As Oscar Grant took the train from his Oakland home on New Year’s Eve in 2008 to celebrate in San Francisco’s Embarcadero neighborhood, he almost certainly did not consider the events of that night becoming the crux of violent protests, public art campaigns or feature films. But when a police officer named Johannes Mehserle shot and killed an unarmed Grant as he returned home by train early on New Year’s Day, his life suddenly took on new weight in the ongoing battle for social justice. Protests erupted. Debates raged. Mural after mural went up around Oakland in Grant’s memory.
And now, Grant, a young black man who was just a month from his 23rd birthday when he died, is the subject of a film called Fruitvale Station, named for the Bay Area Rapid Transit (BART) terminal he was shot in. As part of the effort to raise awareness for the film and its depiction of inequity, another three, large-scale memorial murals have been commissioned to be done by artists known for their politically charged and publicly visible works of art: Lydia Emily, Ron English and LNY. The difficulty facing these often-dissident painters is balancing an honorific tone without losing any weight in the commentary of the mural. This is all while speaking to an expanded audience—unlike the numerous paintings of Grant that adorn Oakland, these new pieces will appear in San Francisco, Brooklyn and Los Angeles.

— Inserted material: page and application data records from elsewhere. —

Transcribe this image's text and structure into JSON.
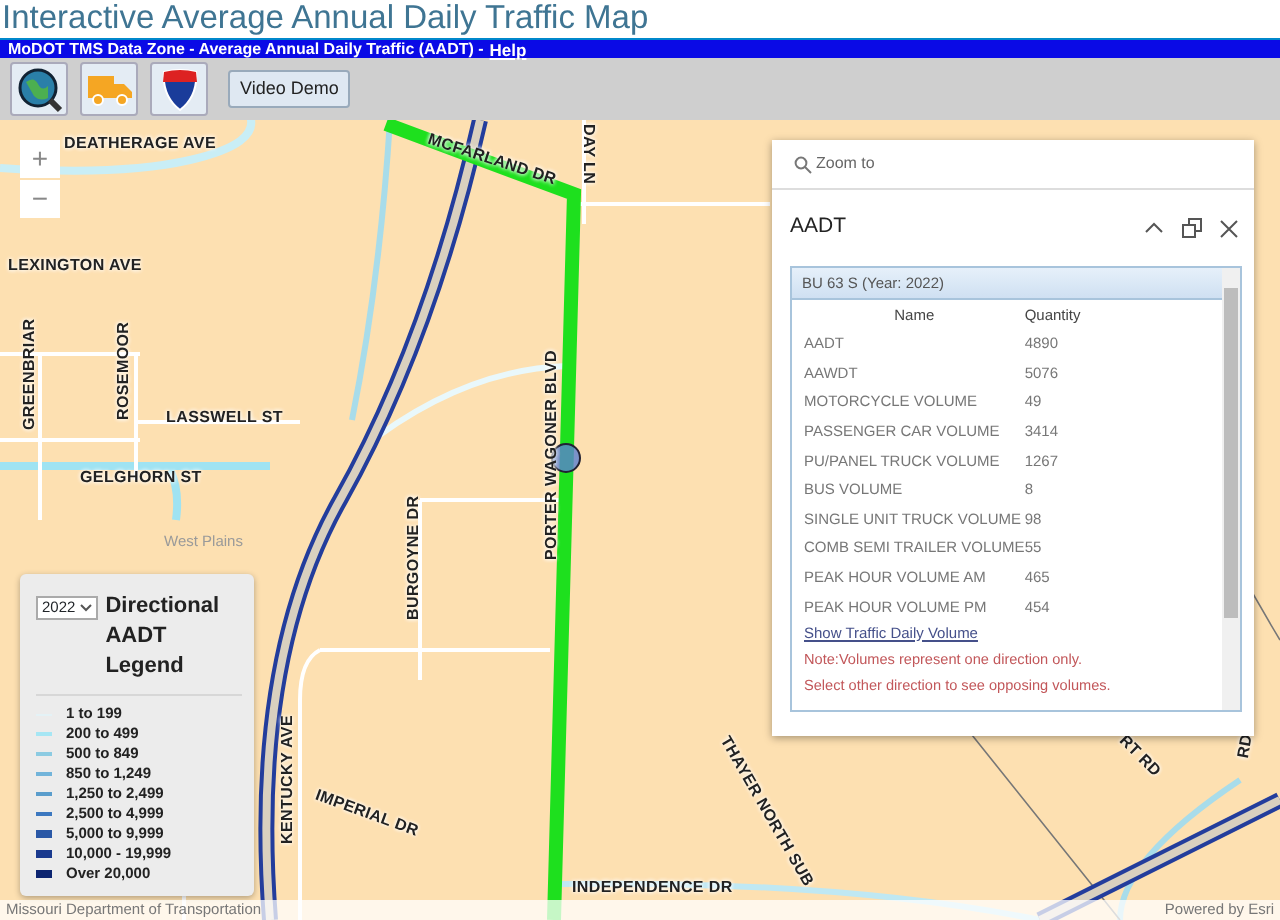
{
  "page_title": "Interactive Average Annual Daily Traffic Map",
  "banner": {
    "text": "MoDOT TMS Data Zone - Average Annual Daily Traffic (AADT) - ",
    "link": "Help"
  },
  "toolbar": {
    "buttons": [
      "Video Demo"
    ]
  },
  "map": {
    "zoom_in": "+",
    "zoom_out": "−",
    "streets": [
      {
        "label": "DEATHERAGE AVE"
      },
      {
        "label": "MCFARLAND DR"
      },
      {
        "label": "DAY LN"
      },
      {
        "label": "LEXINGTON AVE"
      },
      {
        "label": "GREENBRIAR"
      },
      {
        "label": "ROSEMOOR"
      },
      {
        "label": "LASSWELL ST"
      },
      {
        "label": "GELGHORN ST"
      },
      {
        "label": "PORTER WAGONER BLVD"
      },
      {
        "label": "BURGOYNE DR"
      },
      {
        "label": "KENTUCKY AVE"
      },
      {
        "label": "IMPERIAL DR"
      },
      {
        "label": "INDEPENDENCE DR"
      },
      {
        "label": "THAYER NORTH SUB"
      },
      {
        "label": "RT RD"
      },
      {
        "label": "RD"
      }
    ],
    "places": [
      "West Plains"
    ]
  },
  "popup": {
    "zoom_to": "Zoom to",
    "title": "AADT",
    "feature_header": "BU 63 S (Year: 2022)",
    "columns": [
      "Name",
      "Quantity"
    ],
    "rows": [
      {
        "name": "AADT",
        "quantity": "4890"
      },
      {
        "name": "AAWDT",
        "quantity": "5076"
      },
      {
        "name": "MOTORCYCLE VOLUME",
        "quantity": "49"
      },
      {
        "name": "PASSENGER CAR VOLUME",
        "quantity": "3414"
      },
      {
        "name": "PU/PANEL TRUCK VOLUME",
        "quantity": "1267"
      },
      {
        "name": "BUS VOLUME",
        "quantity": "8"
      },
      {
        "name": "SINGLE UNIT TRUCK VOLUME",
        "quantity": "98"
      },
      {
        "name": "COMB SEMI TRAILER VOLUME",
        "quantity": "55"
      },
      {
        "name": "PEAK HOUR VOLUME AM",
        "quantity": "465"
      },
      {
        "name": "PEAK HOUR VOLUME PM",
        "quantity": "454"
      }
    ],
    "link": "Show Traffic Daily Volume",
    "notes": [
      "Note:Volumes represent one direction only.",
      "Select other direction to see opposing volumes."
    ]
  },
  "legend": {
    "year": "2022",
    "title": "Directional AADT Legend",
    "items": [
      {
        "label": "1 to 199",
        "color": "#e4f2f6"
      },
      {
        "label": "200 to 499",
        "color": "#a6e6f4"
      },
      {
        "label": "500 to 849",
        "color": "#8ccbe2"
      },
      {
        "label": "850 to 1,249",
        "color": "#72b4da"
      },
      {
        "label": "1,250 to 2,499",
        "color": "#5a9dcc"
      },
      {
        "label": "2,500 to 4,999",
        "color": "#3c78c0"
      },
      {
        "label": "5,000 to 9,999",
        "color": "#2a58a6"
      },
      {
        "label": "10,000 - 19,999",
        "color": "#1a3a8e"
      },
      {
        "label": "Over 20,000",
        "color": "#0c2470"
      }
    ]
  },
  "attribution": {
    "left": "Missouri Department of Transportation",
    "right": "Powered by Esri"
  }
}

“The mural needs to speak to a neighborhood that needs to hear it,” Emily, who is painting her contribution on the wall of the Ian Ross Gallery in San Francisco, told Complex. “Oakland doesn’t need another Oscar grant mural. They have plenty. The idea of him being immortalized like this needs to spread outside of Oakland.”